The actual question, though, is something that I will try to narrow down over this week through discussion.
Baxter Magolda, M. B., Creamer, E. G., & Meszaros, P. S. (2010). Development and Assessment of Self-Authorship: Exploring the concept across cultures. Sterling, Virginia: Stylus Publishing, LLC.
Bentz, V. M., & Shapiro, J. J. (1998). Mindful Inquiry in Social Research. Sage Publications. Thousand Oaks: Sage Publications. http://doi.org/10.1017/CBO9781107415324.004
Blaxter, L., Hughes, C., & Tight, M. (2006). Tight How to research (3rd ed.). Buckingham: Open University Press.
Branch, R. M., & Merrill, M. D. (2008). Characteristics of Instructional Design Models. Design, 34(Kış), 8–16.
Cohen, L., Manion, L., & Morrison, K. (2011). Research Methods in Education. Professional Development in Education (7th ed.). Abingdon: Routledge. http://doi.org/10.1080/19415257.2011.643130
Gagne, R. M. (1984). Learning outcomes and their effects: Useful categories of human performance. American Psychologist, 39(4), 377–385. http://doi.org/10.1037/0003-066X.39.4.377
Hofer, B. K. (2001). Personal epistemology research: Implications for learning and teaching. Educational Psychology Review. http://doi.org/10.1023/A:1011965830686
Laureate Education, Inc. (Executive Producer). (2012). The research experience. Baltimore, MD: Laureate.
Lingard, B., & Gale, T. (2010). Defining Educational Research : A Perspective of / on Presidential Addresses and the Australian Association for Research. Australian Educational Researcher, 37(1), 21–49. http://doi.org/10.1007/BF03216912
Moon, J. (2005). We seek it here …. HEA – Subject Centre for Education ESCalate.
Perry, W. G. (1970). Forms of Intellectual and Ethical Development in the College Years: A Scheme. New York: Holt, Rinehart, and Winston.

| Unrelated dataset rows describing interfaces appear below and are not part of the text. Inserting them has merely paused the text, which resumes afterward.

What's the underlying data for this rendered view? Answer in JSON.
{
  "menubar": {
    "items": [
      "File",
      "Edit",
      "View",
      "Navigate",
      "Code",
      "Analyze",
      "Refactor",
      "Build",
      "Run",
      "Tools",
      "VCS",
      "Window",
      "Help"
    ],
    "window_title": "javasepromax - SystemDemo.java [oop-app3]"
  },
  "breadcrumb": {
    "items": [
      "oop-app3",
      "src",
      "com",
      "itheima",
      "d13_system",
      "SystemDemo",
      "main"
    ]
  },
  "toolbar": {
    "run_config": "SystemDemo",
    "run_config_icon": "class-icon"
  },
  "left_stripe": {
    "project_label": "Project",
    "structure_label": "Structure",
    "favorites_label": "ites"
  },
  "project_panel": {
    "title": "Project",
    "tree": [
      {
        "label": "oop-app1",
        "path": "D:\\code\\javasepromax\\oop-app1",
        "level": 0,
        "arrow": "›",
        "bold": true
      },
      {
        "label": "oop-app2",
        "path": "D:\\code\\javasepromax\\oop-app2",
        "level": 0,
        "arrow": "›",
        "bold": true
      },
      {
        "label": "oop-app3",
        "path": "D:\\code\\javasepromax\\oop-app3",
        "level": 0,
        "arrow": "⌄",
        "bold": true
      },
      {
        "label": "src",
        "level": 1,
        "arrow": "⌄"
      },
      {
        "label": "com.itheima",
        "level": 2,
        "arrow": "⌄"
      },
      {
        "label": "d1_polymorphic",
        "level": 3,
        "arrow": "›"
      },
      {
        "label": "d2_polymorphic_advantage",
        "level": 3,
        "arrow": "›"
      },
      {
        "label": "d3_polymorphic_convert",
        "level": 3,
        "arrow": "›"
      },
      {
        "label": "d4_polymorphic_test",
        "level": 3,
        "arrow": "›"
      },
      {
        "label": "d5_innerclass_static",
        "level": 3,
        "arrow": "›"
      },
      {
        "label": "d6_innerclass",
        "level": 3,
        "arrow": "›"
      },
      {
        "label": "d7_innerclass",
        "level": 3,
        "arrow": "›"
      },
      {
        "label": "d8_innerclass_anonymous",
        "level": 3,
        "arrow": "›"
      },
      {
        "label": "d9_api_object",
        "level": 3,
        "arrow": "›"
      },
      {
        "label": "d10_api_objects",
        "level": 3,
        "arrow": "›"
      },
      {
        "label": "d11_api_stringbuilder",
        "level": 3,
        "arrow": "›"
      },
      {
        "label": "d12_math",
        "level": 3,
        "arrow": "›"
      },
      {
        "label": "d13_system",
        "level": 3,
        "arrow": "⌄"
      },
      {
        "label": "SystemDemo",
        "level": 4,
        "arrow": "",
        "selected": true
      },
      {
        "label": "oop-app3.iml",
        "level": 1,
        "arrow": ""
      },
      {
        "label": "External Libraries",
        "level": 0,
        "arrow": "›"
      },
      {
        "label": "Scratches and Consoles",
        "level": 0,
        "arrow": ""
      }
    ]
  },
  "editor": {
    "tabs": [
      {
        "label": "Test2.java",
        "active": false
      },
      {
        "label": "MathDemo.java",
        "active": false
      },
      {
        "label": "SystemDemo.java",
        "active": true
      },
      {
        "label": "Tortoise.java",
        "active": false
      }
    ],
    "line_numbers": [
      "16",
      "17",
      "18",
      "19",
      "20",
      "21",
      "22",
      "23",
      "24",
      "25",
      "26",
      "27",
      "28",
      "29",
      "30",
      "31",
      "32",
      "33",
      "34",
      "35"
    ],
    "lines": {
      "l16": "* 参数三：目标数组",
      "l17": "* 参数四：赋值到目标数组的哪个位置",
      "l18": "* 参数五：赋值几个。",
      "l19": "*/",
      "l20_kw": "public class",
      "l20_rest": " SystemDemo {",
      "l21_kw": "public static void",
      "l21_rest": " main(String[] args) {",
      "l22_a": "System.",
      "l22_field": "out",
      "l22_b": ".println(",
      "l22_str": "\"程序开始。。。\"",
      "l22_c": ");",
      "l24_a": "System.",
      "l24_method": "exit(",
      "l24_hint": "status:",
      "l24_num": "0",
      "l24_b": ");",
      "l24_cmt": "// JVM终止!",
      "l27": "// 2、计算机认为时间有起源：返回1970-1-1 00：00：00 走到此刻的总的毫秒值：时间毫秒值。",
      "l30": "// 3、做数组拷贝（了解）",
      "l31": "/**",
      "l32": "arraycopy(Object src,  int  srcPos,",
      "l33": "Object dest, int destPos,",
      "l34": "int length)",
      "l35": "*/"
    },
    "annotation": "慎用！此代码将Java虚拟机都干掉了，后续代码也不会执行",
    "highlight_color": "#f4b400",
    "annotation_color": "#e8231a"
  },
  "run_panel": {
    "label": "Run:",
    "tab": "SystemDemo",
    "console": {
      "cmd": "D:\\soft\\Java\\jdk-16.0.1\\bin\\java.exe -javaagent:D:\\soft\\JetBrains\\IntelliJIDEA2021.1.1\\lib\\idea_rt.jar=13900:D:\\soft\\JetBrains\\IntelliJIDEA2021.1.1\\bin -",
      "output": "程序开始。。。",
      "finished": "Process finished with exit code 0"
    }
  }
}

Smith, P. L., & Ragan, T. J. (2000). The Impact of R . M . Gagné’s Work on Instructional Theory. The Legacy of Robert M. Gagne, 6, 147–181.